After trying Mathseeds my daughter told me it was too boring. I asked her again at a different time to try it once more. I got the same feedback.
So I sat with her to see for myself. My opinion is that even tho she was working at the correct math level, the lessons and activities would appeal more to a much younger child. It’s colourful, has instructional cartoons, singing, games, etc. It has the makings of being fun, but for a much younger audience.
Even if it was more age appropriate, I feel the instruction was much too slow and drawn out. I think if I had a 3-4 year old, I might consider it as an option, but it definitely wasn’t a good fit for my 7 year old.
Reading Eggs Junior
I can’t comment too much on this as my daughter did not use this, but I did poke around a little to see what it was like. There are sing-alongs, audio books, alphabet games, etc.

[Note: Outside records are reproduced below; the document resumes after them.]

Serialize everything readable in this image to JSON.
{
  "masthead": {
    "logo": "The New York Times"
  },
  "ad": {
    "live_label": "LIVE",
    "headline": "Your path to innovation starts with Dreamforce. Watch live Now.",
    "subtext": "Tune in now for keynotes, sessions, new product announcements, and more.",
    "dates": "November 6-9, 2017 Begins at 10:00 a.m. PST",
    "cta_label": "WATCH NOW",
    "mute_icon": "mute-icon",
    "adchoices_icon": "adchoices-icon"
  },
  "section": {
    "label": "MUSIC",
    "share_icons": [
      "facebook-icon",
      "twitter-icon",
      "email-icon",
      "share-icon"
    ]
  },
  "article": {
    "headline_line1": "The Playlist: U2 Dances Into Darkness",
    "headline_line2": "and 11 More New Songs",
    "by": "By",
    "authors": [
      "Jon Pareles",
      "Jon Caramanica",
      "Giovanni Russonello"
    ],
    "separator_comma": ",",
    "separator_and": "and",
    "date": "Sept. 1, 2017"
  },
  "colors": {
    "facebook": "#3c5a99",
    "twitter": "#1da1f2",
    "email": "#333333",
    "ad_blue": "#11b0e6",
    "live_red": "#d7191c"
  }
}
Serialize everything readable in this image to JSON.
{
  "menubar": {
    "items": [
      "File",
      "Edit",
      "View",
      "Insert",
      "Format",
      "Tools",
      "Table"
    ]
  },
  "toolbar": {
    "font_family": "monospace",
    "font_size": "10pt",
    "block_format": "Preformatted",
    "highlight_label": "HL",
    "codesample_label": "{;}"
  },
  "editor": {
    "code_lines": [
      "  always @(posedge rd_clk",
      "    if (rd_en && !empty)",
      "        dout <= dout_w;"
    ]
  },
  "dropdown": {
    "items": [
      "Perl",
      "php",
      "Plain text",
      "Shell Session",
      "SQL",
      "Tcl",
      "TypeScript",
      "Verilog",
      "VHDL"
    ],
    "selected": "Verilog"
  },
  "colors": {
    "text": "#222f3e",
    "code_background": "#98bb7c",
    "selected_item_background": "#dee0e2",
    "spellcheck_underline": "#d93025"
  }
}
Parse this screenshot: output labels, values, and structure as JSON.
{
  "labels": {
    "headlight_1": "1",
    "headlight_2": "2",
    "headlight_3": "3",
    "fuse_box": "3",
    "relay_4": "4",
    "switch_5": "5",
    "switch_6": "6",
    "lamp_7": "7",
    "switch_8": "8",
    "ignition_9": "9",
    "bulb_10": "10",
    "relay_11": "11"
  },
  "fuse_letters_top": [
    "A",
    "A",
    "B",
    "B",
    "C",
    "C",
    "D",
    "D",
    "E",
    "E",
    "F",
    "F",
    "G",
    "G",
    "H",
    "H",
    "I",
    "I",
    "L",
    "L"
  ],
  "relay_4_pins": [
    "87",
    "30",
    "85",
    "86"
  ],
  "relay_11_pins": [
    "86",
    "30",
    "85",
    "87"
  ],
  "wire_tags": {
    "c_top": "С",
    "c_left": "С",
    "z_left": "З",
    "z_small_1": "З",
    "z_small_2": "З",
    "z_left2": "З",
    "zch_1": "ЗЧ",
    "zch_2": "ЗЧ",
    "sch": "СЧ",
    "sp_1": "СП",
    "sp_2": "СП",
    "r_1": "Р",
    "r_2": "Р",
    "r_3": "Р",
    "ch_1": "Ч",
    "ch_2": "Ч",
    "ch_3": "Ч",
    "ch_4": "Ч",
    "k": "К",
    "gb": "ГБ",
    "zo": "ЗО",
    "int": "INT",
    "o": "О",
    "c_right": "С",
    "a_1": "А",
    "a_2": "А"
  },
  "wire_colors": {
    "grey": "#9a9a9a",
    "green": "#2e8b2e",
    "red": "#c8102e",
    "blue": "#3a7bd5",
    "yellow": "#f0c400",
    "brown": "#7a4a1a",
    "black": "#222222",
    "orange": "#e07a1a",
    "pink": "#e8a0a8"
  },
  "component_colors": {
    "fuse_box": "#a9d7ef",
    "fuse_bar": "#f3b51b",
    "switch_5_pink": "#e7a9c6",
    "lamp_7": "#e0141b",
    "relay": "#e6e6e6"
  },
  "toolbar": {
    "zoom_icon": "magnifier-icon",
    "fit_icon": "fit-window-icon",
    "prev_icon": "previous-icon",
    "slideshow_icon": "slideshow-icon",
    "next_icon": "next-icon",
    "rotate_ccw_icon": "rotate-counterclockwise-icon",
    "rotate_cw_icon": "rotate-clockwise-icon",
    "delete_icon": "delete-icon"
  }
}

It seemed to me that a great portion of the time I was trying to use the program it was “Loading”. I did not run into this issue with the other 3 programs.
If I had a child between the ages of 2-4, I don’t think I would buy a subscription with just this program in mind, as I feel there are enough free apps, YouTube video’s, and educational tv shows that I could use instead.
My 7 year old highly enjoys Reading Eggs and Reading Eggspress, and is always asking me to do it. If I could go back in time, I would have started her on Reading Eggs when she was 3. I am impressed with the high level of instruction, the variety of activities, and the fun factor.
On the negative side, Mathseeds didn’t work for us. And I wasn’t overly excited about Reading Eggs Junior either.
A subscription gives access to all 4 programs which is nice.